- _Data extracted from a collection_:
★ ★ ★ ★ ★
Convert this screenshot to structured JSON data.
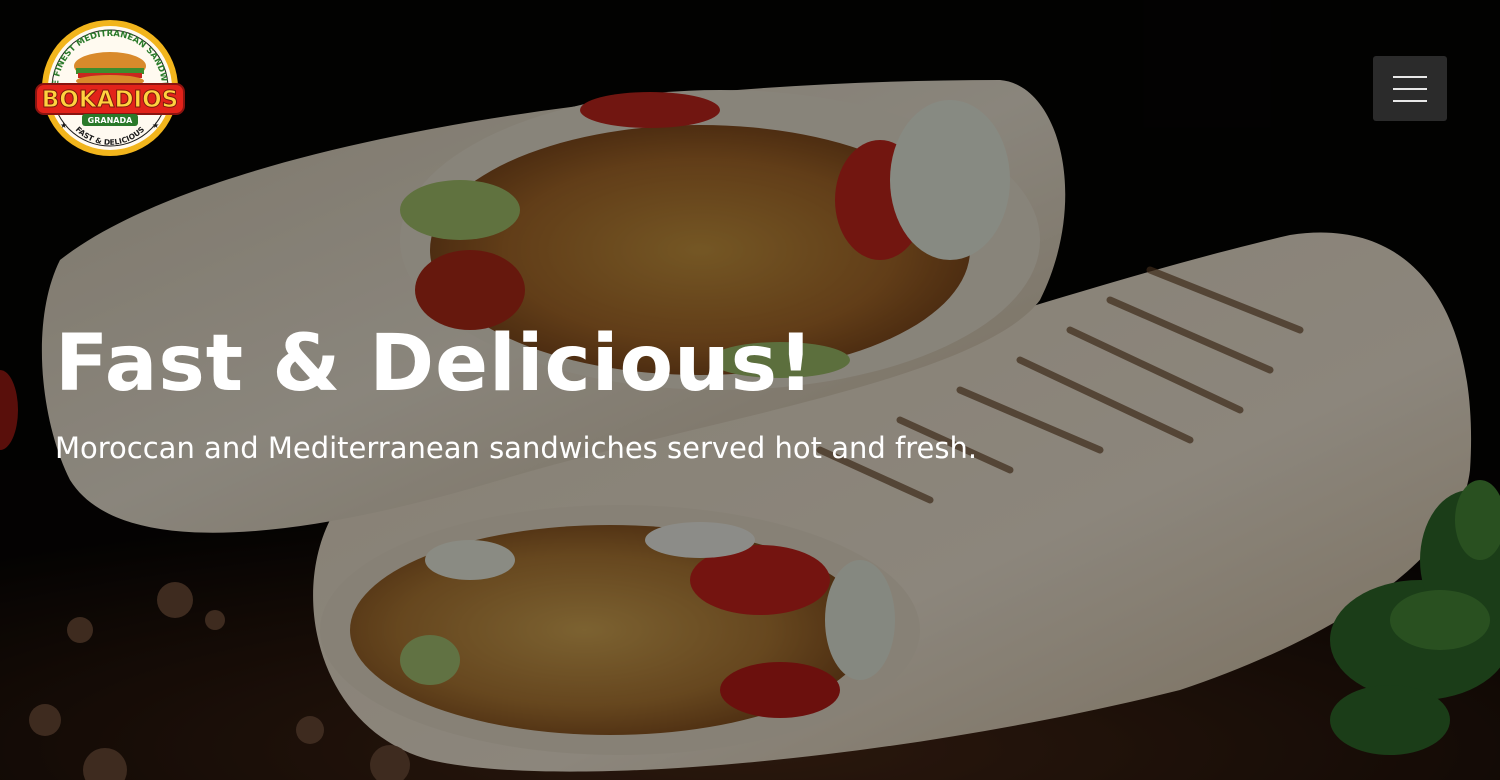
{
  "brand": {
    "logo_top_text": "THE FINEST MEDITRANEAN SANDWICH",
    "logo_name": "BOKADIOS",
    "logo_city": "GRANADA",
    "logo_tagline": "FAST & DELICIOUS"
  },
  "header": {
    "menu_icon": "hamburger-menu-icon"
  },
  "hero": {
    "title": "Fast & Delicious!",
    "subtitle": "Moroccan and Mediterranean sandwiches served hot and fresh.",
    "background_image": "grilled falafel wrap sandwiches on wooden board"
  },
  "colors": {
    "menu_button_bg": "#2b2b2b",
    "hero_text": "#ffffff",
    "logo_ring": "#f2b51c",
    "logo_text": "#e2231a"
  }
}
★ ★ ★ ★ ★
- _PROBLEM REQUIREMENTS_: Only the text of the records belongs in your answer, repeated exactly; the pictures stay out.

- _RESPONSE TO THIS EXERCISE_:
Convert this screenshot to structured JSON data.
{
  "brand": {
    "logo_top_text": "THE FINEST MEDITRANEAN SANDWICH",
    "logo_name": "BOKADIOS",
    "logo_city": "GRANADA",
    "logo_tagline": "FAST & DELICIOUS"
  },
  "header": {
    "menu_icon": "hamburger-menu-icon"
  },
  "hero": {
    "title": "Fast & Delicious!",
    "subtitle": "Moroccan and Mediterranean sandwiches served hot and fresh.",
    "background_image": "grilled falafel wrap sandwiches on wooden board"
  },
  "colors": {
    "menu_button_bg": "#2b2b2b",
    "hero_text": "#ffffff",
    "logo_ring": "#f2b51c",
    "logo_text": "#e2231a"
  }
}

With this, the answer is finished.